Reader Ray Caryl of Oro Valley, Arizona takes issue with my contention, in August’s Editor’s Notebook, that the fudging of numbers by Washington budgeteers was the shame of the space shuttle Columbia inflight breakup Feb. 1. "The real tragedy," he writes, was "the deaths that resulted in the aftermath from the frantic push to recover" Columbia’s parts for investigators.
With the seven astronauts lost, Mr. Caryl notes, the priority seemed to be to place blame for Columbia’s disintegration. To do that her parts had to be recovered, he says, and helicopters were ordered to expedite their recovery in operations that bordered on reckless.
"From day one, the pilots involved recognized a serious flaw in the way they were being told to fly," he writes, "20 kt. at 20 ft. above the vegetation. A significant amount of that "vegetation" was 100 ft. trees." He argues that this mission profile "put every helicopter out there deep in the shaded area of the height-velocity curve," the combinations of airspeed and altitude at which there is insufficient stored energy to permit a safe autorotational landing."
With 30 helicopters flying 6 hr. a day for more than 30 days, often in that shaded area, he says, the odds favored somebody getting hurt-and someone did. The pilot and a crewmember died after their a Bell 407, operated under contract to the U.S. Forestry Service, crashed March 27 while searching for shuttle debris. Three others on the aircraft suffered serious injuries. The aircraft had been hovering at about 125 ft. agl. over 80-ft.-tall trees when an engine-control problem caused it to lose power. "But a major contributing factor," Mr. Caryl argues, "was the fact that the aircraft was flying very slow just above the trees . . . [The pilot] had absolutely no wiggle room, no place or altitude to maneuver. He was simply going down," resulting in a "totally unnecessary loss of life and equipment . . . looking for parts."
Mr. Caryl’s critique goes to the heart of a matter that aviators must manage every day. That matter is the balance of an operation’s risks and its benefits. Sometimes it is necessary let that balance tip toward the risky side. Next month, for instance, during our annual EMERGENCY RESPONSE 2003 conference in Long Beach, California, we will honor a helicopter crew that braved great risks to save lives. That is the nature of rescue work. But often we tolerate excessive risk for no good reason. Too often, we downright invite it into our lives and operations. That it is a fool who takes on risk unnecessarily is a lesson we in aviation seem compelled to learn over and over.
Some embrace that lession. This month, a guest correspondent discusses helicopter operations in Operation Iraqi Freedom and the U.S. Army aviation’s approach in confronting Republic Guards and other units in that theater.
As commander of the 101st Airborne Div.’s 101st Aviation Brigade (Attack), Col. Gregory P. Gass is in a unique position to assess those operations, and his is a candid one. He notes that Army aircrews were able to become more confident and successful in part because the division commander, Maj. Gen. David H. Patraeus required that certain "enablers" be available for air elements launching deep attack or reconnaissance missions. These enablers included airborne forward air controllers, close air support aircraft, command-and-control platforms, long-range artillery, unmanned aerial surveillance vehicles, and rescue teams on alert.
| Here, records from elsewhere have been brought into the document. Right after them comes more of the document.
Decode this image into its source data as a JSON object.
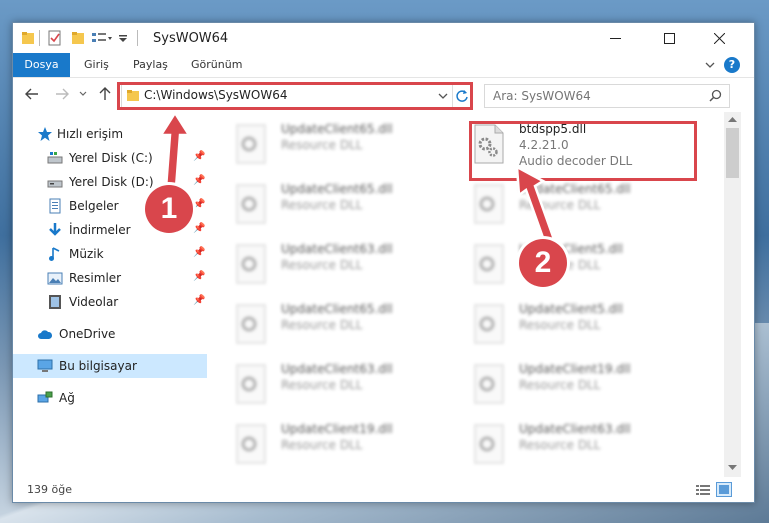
{
  "window": {
    "title": "SysWOW64"
  },
  "ribbon": {
    "tabs": [
      "Dosya",
      "Giriş",
      "Paylaş",
      "Görünüm"
    ]
  },
  "address": {
    "path": "C:\\Windows\\SysWOW64"
  },
  "search": {
    "placeholder": "Ara: SysWOW64"
  },
  "sidebar": {
    "items": [
      {
        "label": "Hızlı erişim",
        "icon": "star-icon"
      },
      {
        "label": "Yerel Disk (C:)",
        "icon": "drive-icon",
        "pinned": true
      },
      {
        "label": "Yerel Disk (D:)",
        "icon": "drive-icon",
        "pinned": true
      },
      {
        "label": "Belgeler",
        "icon": "documents-icon",
        "pinned": true
      },
      {
        "label": "İndirmeler",
        "icon": "downloads-icon",
        "pinned": true
      },
      {
        "label": "Müzik",
        "icon": "music-icon",
        "pinned": true
      },
      {
        "label": "Resimler",
        "icon": "pictures-icon",
        "pinned": true
      },
      {
        "label": "Videolar",
        "icon": "videos-icon",
        "pinned": true
      },
      {
        "label": "OneDrive",
        "icon": "cloud-icon"
      },
      {
        "label": "Bu bilgisayar",
        "icon": "computer-icon",
        "selected": true
      },
      {
        "label": "Ağ",
        "icon": "network-icon"
      }
    ]
  },
  "files": {
    "left": [
      {
        "name": "UpdateClient65.dll",
        "type": "Resource DLL"
      },
      {
        "name": "UpdateClient65.dll",
        "type": "Resource DLL"
      },
      {
        "name": "UpdateClient63.dll",
        "type": "Resource DLL"
      },
      {
        "name": "UpdateClient65.dll",
        "type": "Resource DLL"
      },
      {
        "name": "UpdateClient63.dll",
        "type": "Resource DLL"
      },
      {
        "name": "UpdateClient19.dll",
        "type": "Resource DLL"
      }
    ],
    "right": [
      {
        "name": "btdspp5.dll",
        "version": "4.2.21.0",
        "type": "Audio decoder DLL",
        "highlighted": true
      },
      {
        "name": "UpdateClient65.dll",
        "type": "Resource DLL"
      },
      {
        "name": "UpdateClient5.dll",
        "type": "Resource DLL"
      },
      {
        "name": "UpdateClient5.dll",
        "type": "Resource DLL"
      },
      {
        "name": "UpdateClient19.dll",
        "type": "Resource DLL"
      },
      {
        "name": "UpdateClient63.dll",
        "type": "Resource DLL"
      }
    ]
  },
  "status": {
    "count": "139 öğe"
  },
  "annotations": {
    "step1": "1",
    "step2": "2",
    "color": "#d9464c"
  }
}
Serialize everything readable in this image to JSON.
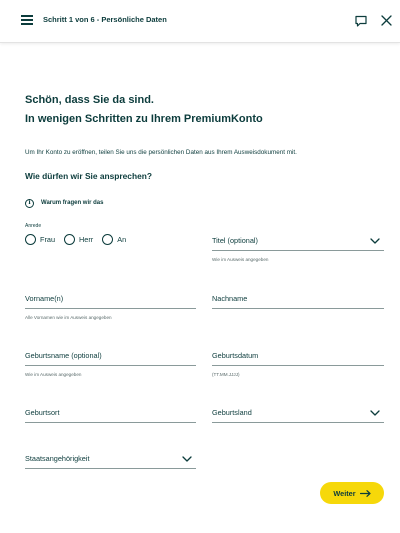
{
  "header": {
    "step_title": "Schritt 1 von 6 - Persönliche Daten",
    "icons": {
      "menu": "hamburger-menu-icon",
      "chat": "chat-icon",
      "close": "close-icon"
    }
  },
  "intro": {
    "headline_line1": "Schön, dass Sie da sind.",
    "headline_line2": "In wenigen Schritten zu Ihrem PremiumKonto",
    "description": "Um Ihr Konto zu eröffnen, teilen Sie uns die persönlichen Daten aus Ihrem Ausweisdokument mit.",
    "question": "Wie dürfen wir Sie ansprechen?",
    "info_link": "Warum fragen wir das"
  },
  "form": {
    "anrede": {
      "label": "Anrede",
      "options": [
        {
          "label": "Frau",
          "selected": false
        },
        {
          "label": "Herr",
          "selected": false
        },
        {
          "label": "An",
          "selected": false
        }
      ]
    },
    "titel": {
      "label": "Titel (optional)",
      "hint": "Wie im Ausweis angegeben"
    },
    "vorname": {
      "label": "Vorname(n)",
      "hint": "Alle Vornamen wie im Ausweis angegeben"
    },
    "nachname": {
      "label": "Nachname"
    },
    "geburtsname": {
      "label": "Geburtsname (optional)",
      "hint": "Wie im Ausweis angegeben"
    },
    "geburtsdatum": {
      "label": "Geburtsdatum",
      "hint": "(TT.MM.JJJJ)"
    },
    "geburtsort": {
      "label": "Geburtsort"
    },
    "geburtsland": {
      "label": "Geburtsland"
    },
    "staatsangehoerigkeit": {
      "label": "Staatsangehörigkeit"
    }
  },
  "actions": {
    "next_label": "Weiter"
  },
  "colors": {
    "text": "#0c3c3c",
    "accent": "#f6d80a",
    "border": "#8a9a9a"
  }
}
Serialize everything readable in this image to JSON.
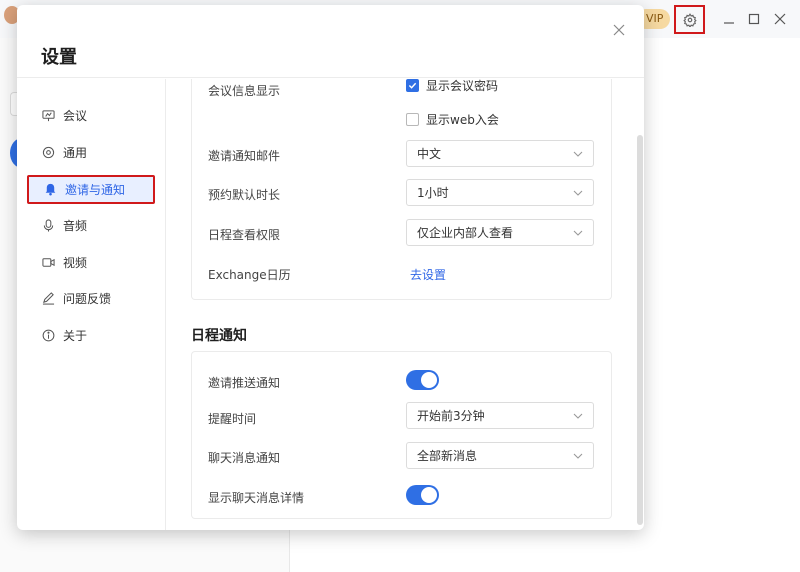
{
  "topbar": {
    "vip_label": "VIP"
  },
  "dialog": {
    "title": "设置"
  },
  "sidebar": {
    "items": [
      {
        "label": "会议",
        "icon": "meeting-icon"
      },
      {
        "label": "通用",
        "icon": "settings-icon"
      },
      {
        "label": "邀请与通知",
        "icon": "bell-icon"
      },
      {
        "label": "音频",
        "icon": "microphone-icon"
      },
      {
        "label": "视频",
        "icon": "camera-icon"
      },
      {
        "label": "问题反馈",
        "icon": "pencil-icon"
      },
      {
        "label": "关于",
        "icon": "info-icon"
      }
    ]
  },
  "invite": {
    "meeting_info_label": "会议信息显示",
    "show_password_label": "显示会议密码",
    "show_password_checked": true,
    "show_web_label": "显示web入会",
    "show_web_checked": false,
    "email_label": "邀请通知邮件",
    "email_value": "中文",
    "duration_label": "预约默认时长",
    "duration_value": "1小时",
    "permission_label": "日程查看权限",
    "permission_value": "仅企业内部人查看",
    "exchange_label": "Exchange日历",
    "exchange_link": "去设置"
  },
  "schedule": {
    "section_title": "日程通知",
    "push_label": "邀请推送通知",
    "push_on": true,
    "reminder_label": "提醒时间",
    "reminder_value": "开始前3分钟",
    "chat_label": "聊天消息通知",
    "chat_value": "全部新消息",
    "detail_label": "显示聊天消息详情",
    "detail_on": true
  },
  "colors": {
    "accent": "#2f6fe4",
    "highlight_border": "#d0191b"
  }
}
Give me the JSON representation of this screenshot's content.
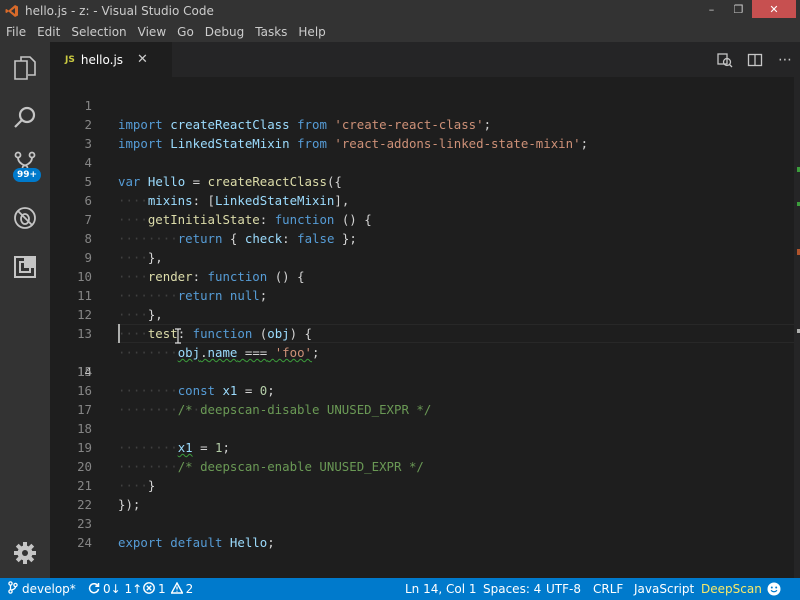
{
  "window": {
    "title": "hello.js - z: - Visual Studio Code",
    "minimize": "–",
    "maximize": "❐",
    "close": "✕"
  },
  "menu": [
    "File",
    "Edit",
    "Selection",
    "View",
    "Go",
    "Debug",
    "Tasks",
    "Help"
  ],
  "activity_bar": {
    "icons": [
      "files-icon",
      "search-icon",
      "source-control-icon",
      "debug-icon",
      "extensions-icon",
      "settings-gear-icon"
    ],
    "scm_badge": "99+"
  },
  "tab": {
    "file_type": "JS",
    "label": "hello.js",
    "close": "✕"
  },
  "editor": {
    "cursor": {
      "line": 14,
      "column": 1
    },
    "lines": [
      {
        "n": "1"
      },
      {
        "n": "2"
      },
      {
        "n": "3"
      },
      {
        "n": "4"
      },
      {
        "n": "5"
      },
      {
        "n": "6"
      },
      {
        "n": "7"
      },
      {
        "n": "8"
      },
      {
        "n": "9"
      },
      {
        "n": "10"
      },
      {
        "n": "11"
      },
      {
        "n": "12"
      },
      {
        "n": "13"
      },
      {
        "n": "14"
      },
      {
        "n": "15"
      },
      {
        "n": "16"
      },
      {
        "n": "17"
      },
      {
        "n": "18"
      },
      {
        "n": "19"
      },
      {
        "n": "20"
      },
      {
        "n": "21"
      },
      {
        "n": "22"
      },
      {
        "n": "23"
      },
      {
        "n": "24"
      }
    ],
    "tokens": {
      "l1": [
        "import",
        "createReactClass",
        "from",
        "'create-react-class'",
        ";"
      ],
      "l2": [
        "import",
        "LinkedStateMixin",
        "from",
        "'react-addons-linked-state-mixin'",
        ";"
      ],
      "l4": [
        "var",
        "Hello",
        "=",
        "createReactClass",
        "({"
      ],
      "l5": [
        "mixins",
        ": [",
        "LinkedStateMixin",
        "],"
      ],
      "l6": [
        "getInitialState",
        ":",
        "function",
        "() {"
      ],
      "l7": [
        "return",
        "{",
        "check",
        ":",
        "false",
        "};"
      ],
      "l8": [
        "},"
      ],
      "l9": [
        "render",
        ":",
        "function",
        "() {"
      ],
      "l10": [
        "return",
        "null",
        ";"
      ],
      "l11": [
        "},"
      ],
      "l12": [
        "test",
        ":",
        "function",
        "(",
        "obj",
        ") {"
      ],
      "l13": [
        "obj",
        ".",
        "name",
        "===",
        "'foo'",
        ";"
      ],
      "l15": [
        "const",
        "x1",
        "=",
        "0",
        ";"
      ],
      "l16": [
        "/* deepscan-disable UNUSED_EXPR */"
      ],
      "l18": [
        "x1",
        "=",
        "1",
        ";"
      ],
      "l19": [
        "/* deepscan-enable UNUSED_EXPR */"
      ],
      "l20": [
        "}"
      ],
      "l21": [
        "});"
      ],
      "l23": [
        "export",
        "default",
        "Hello",
        ";"
      ]
    }
  },
  "status_bar": {
    "branch": "develop*",
    "sync": "0↓ 1↑",
    "errors": "1",
    "warnings": "2",
    "position": "Ln 14, Col 1",
    "spaces": "Spaces: 4",
    "encoding": "UTF-8",
    "eol": "CRLF",
    "language": "JavaScript",
    "deepscan": "DeepScan",
    "feedback_icon": "smiley-icon"
  },
  "colors": {
    "accent": "#007acc",
    "keyword": "#569cd6",
    "string": "#ce9178",
    "comment": "#6a9955",
    "variable": "#9cdcfe",
    "function": "#dcdcaa",
    "number": "#b5cea8"
  }
}
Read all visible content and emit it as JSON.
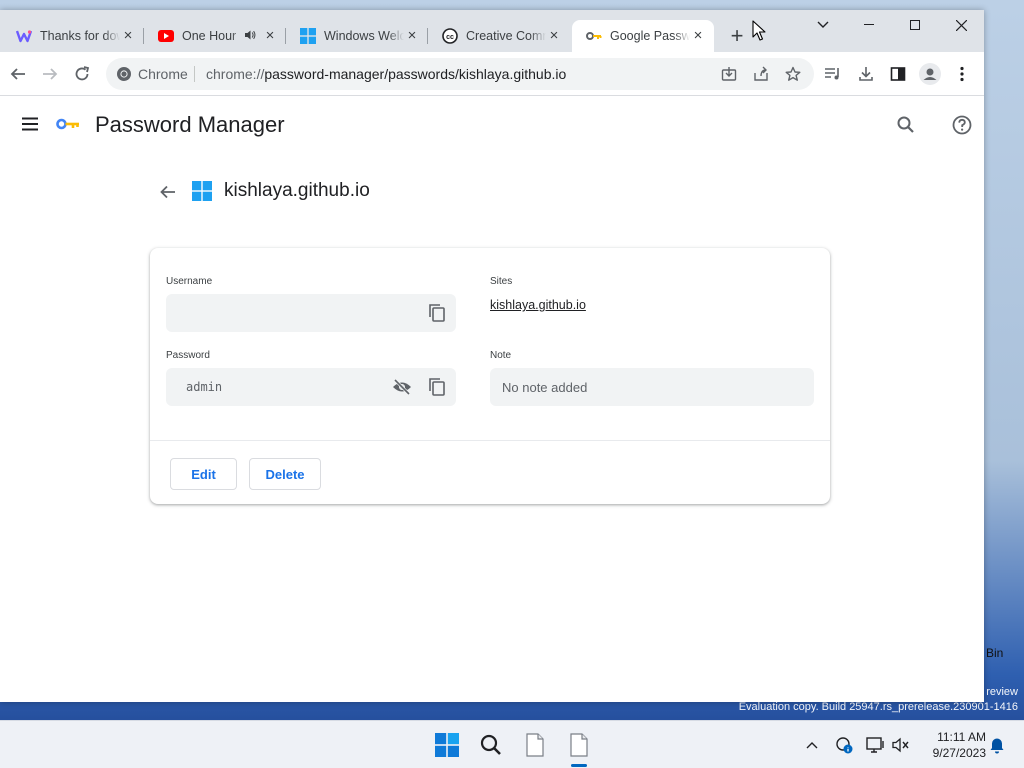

"This served as a go/no go list for division staff prior to the execution of those missions," Colonel Gass writes. Risk mitigation is what he calls a policy that demanded an answer up front to the questions, "Do our guys have what they need for the mission, and if they get into it, can we get them out?" We would all be well served by applying General Petraeus’ policy to our own missions. It might have saved that Bell 407 crew.
I recently trained as a volunteer firefighter and emergency medical technician. The first lesson by the first instructor stressed one point: your primary job in responding to an emergency is to make sure that you and your partners stay safe. They talk of checklists, too, in the emergency response community, and the first item on the primary memory checklist is this: "Is the scene safe?" It should be a go/no go item. If the answer is no, you turn around and wait until it is.
The instructor was a wiry, wizened veteran firefighter with a reputation for beating guys half his age to the tip of the spear (in this case, the nozzle of the main hose line attacking a fire). Still, he told us: "You don’t do the victims any good if you end up a victim yourself."
Aviators and emergency responders have much in common in that regard. Too often they honor that rule in the breach.